ACTIVITY: Determine the number of lines of the records below that include "AVERAGE". Respond with the number and no other text.

#### RECORD SET

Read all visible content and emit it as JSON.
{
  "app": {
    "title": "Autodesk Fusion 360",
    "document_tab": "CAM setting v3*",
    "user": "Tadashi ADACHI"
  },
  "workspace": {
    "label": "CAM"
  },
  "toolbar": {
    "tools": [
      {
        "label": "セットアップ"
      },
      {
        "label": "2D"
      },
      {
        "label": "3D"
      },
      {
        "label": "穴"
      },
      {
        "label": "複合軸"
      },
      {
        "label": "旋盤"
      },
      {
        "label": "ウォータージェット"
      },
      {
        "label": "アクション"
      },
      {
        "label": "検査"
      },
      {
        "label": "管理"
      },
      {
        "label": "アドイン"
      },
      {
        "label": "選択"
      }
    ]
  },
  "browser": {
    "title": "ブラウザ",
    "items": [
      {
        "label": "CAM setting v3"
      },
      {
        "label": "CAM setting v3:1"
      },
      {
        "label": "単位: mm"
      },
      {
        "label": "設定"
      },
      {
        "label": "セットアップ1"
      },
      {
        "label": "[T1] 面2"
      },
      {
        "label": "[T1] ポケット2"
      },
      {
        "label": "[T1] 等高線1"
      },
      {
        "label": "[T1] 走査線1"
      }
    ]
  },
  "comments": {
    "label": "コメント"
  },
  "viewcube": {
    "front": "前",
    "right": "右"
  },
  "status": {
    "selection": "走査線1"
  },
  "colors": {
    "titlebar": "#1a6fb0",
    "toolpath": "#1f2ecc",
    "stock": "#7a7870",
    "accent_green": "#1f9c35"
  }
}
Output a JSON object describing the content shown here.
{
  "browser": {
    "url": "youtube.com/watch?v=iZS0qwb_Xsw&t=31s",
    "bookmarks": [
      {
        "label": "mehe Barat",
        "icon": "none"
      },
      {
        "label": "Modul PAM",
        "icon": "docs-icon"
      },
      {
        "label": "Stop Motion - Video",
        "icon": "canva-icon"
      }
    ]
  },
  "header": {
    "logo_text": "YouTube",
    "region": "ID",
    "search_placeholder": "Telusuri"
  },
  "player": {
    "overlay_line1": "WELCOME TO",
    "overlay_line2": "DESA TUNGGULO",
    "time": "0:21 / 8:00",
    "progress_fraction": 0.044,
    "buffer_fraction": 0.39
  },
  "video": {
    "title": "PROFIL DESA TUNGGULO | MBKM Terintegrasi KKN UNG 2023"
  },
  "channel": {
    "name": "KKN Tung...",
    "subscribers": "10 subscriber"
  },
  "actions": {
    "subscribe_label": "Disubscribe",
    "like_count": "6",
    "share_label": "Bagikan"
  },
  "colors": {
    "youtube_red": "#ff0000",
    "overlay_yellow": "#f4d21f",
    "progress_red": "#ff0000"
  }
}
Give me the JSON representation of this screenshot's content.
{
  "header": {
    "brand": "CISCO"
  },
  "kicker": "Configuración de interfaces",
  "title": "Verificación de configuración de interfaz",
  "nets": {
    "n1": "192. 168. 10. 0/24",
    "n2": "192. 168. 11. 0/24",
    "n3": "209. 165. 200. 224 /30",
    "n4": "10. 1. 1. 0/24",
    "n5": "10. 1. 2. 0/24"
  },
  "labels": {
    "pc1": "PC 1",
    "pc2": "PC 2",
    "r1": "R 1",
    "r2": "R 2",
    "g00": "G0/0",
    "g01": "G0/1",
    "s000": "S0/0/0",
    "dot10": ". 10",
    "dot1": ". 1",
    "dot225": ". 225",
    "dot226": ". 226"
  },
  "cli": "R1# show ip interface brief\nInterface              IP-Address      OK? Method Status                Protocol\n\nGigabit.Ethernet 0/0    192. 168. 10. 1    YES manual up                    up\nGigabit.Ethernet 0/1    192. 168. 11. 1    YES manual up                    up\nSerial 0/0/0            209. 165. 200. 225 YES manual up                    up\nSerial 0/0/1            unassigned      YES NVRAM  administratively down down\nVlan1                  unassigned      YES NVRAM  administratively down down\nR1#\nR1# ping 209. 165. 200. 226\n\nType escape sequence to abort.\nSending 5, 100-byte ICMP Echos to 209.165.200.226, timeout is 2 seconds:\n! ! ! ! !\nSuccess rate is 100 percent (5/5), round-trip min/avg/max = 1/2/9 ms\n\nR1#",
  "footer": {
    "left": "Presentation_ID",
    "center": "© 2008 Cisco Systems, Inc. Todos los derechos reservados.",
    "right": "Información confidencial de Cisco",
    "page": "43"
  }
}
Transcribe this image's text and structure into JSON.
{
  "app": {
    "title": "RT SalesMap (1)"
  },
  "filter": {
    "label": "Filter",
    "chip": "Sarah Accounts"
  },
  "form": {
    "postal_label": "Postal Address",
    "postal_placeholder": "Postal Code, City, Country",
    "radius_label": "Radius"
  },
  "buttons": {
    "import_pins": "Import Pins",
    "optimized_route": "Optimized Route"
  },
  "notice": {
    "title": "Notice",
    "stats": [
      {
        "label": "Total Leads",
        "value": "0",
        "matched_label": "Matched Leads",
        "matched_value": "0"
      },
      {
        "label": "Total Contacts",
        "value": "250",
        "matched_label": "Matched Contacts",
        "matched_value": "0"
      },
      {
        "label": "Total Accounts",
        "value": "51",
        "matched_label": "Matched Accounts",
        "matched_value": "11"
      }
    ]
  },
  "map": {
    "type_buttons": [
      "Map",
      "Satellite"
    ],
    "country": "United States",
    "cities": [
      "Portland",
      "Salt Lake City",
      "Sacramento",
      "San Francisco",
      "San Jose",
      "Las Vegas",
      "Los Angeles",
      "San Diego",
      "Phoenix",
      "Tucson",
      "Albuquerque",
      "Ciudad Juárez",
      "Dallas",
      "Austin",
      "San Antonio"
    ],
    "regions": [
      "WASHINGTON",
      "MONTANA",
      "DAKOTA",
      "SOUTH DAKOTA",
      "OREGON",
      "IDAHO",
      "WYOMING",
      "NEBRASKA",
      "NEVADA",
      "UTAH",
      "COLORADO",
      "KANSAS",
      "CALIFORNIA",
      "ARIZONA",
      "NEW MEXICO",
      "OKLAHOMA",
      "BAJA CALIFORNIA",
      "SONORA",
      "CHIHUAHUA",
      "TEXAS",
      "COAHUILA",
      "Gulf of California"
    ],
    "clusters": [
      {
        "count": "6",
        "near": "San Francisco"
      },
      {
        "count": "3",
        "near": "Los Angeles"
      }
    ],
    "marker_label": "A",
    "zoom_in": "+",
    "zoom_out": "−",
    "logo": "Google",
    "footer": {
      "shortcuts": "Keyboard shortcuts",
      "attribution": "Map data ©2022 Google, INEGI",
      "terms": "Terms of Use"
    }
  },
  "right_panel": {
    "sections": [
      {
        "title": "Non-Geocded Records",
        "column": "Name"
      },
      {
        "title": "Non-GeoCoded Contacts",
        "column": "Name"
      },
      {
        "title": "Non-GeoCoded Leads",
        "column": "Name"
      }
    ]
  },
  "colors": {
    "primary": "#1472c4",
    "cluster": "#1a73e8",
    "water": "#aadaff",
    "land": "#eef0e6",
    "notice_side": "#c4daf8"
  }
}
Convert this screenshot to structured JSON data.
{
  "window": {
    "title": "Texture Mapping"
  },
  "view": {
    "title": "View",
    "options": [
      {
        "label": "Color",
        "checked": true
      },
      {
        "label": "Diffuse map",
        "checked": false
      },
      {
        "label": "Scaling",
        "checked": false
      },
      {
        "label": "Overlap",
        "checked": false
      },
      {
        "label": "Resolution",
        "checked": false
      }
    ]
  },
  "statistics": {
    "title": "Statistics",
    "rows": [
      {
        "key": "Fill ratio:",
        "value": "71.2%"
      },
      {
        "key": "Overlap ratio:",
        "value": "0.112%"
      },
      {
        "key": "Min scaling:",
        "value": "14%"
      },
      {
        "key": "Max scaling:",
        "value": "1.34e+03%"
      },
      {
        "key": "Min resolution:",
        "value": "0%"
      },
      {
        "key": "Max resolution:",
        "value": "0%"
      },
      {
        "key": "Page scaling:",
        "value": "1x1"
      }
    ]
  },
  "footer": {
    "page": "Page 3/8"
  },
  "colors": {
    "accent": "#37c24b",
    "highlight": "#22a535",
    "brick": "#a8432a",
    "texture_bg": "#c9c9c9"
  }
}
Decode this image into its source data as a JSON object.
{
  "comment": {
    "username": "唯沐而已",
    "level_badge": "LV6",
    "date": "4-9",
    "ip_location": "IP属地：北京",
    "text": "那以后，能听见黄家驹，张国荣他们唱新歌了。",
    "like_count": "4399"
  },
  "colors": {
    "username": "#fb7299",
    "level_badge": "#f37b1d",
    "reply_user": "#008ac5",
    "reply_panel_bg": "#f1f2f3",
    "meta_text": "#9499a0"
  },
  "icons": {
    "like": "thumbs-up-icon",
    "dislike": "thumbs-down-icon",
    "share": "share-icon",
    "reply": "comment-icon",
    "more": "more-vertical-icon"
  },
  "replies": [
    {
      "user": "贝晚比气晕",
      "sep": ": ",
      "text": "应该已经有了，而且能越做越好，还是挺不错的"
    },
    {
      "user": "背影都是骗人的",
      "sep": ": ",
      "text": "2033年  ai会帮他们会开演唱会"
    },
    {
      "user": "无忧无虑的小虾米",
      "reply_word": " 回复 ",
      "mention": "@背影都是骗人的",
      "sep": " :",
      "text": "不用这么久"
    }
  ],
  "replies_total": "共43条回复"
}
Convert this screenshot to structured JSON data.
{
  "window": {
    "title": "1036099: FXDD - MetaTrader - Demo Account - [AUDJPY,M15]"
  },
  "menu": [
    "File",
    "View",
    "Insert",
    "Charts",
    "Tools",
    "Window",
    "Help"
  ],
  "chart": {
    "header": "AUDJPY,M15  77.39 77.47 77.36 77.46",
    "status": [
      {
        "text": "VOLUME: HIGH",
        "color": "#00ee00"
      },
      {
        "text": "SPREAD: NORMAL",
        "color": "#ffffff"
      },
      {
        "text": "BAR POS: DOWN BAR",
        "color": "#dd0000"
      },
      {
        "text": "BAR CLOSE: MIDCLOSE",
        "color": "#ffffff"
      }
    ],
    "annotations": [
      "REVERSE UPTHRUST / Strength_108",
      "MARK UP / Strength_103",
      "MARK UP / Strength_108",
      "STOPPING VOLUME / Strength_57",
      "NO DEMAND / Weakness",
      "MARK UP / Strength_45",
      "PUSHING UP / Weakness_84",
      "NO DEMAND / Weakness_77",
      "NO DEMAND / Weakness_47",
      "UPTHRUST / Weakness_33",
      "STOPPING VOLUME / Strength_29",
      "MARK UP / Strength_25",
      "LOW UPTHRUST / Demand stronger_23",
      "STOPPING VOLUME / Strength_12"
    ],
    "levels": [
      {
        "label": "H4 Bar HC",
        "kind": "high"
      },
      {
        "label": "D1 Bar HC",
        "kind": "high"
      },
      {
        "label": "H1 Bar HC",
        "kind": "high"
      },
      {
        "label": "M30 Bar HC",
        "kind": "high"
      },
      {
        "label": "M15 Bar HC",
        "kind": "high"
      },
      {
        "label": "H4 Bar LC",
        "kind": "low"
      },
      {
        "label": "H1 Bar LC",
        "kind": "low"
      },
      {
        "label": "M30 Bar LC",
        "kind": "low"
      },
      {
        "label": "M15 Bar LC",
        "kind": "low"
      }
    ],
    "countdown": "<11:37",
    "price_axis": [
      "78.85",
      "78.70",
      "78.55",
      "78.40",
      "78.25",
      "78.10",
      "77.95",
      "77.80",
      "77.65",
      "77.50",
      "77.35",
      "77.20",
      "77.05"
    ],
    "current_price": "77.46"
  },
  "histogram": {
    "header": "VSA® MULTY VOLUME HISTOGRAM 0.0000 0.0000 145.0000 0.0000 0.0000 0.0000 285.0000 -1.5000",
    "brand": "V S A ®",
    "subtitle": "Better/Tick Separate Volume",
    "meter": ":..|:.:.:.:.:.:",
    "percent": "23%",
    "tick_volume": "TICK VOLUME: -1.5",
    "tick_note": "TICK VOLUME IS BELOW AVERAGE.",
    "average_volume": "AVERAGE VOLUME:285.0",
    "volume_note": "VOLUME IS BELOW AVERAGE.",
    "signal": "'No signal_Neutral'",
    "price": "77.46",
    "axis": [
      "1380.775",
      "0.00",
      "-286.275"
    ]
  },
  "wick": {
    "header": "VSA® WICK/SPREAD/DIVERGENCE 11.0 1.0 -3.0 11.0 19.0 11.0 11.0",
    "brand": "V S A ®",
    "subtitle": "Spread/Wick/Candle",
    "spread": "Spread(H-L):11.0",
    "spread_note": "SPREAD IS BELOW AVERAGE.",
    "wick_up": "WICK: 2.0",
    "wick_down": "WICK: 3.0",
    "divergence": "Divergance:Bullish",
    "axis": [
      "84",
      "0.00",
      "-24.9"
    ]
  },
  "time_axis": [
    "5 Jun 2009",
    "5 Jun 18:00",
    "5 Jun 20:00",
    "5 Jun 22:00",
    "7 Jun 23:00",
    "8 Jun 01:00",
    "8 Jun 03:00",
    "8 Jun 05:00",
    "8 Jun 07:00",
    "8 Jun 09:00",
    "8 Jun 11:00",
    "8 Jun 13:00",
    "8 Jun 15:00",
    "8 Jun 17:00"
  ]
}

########

RESULT BELOW: 4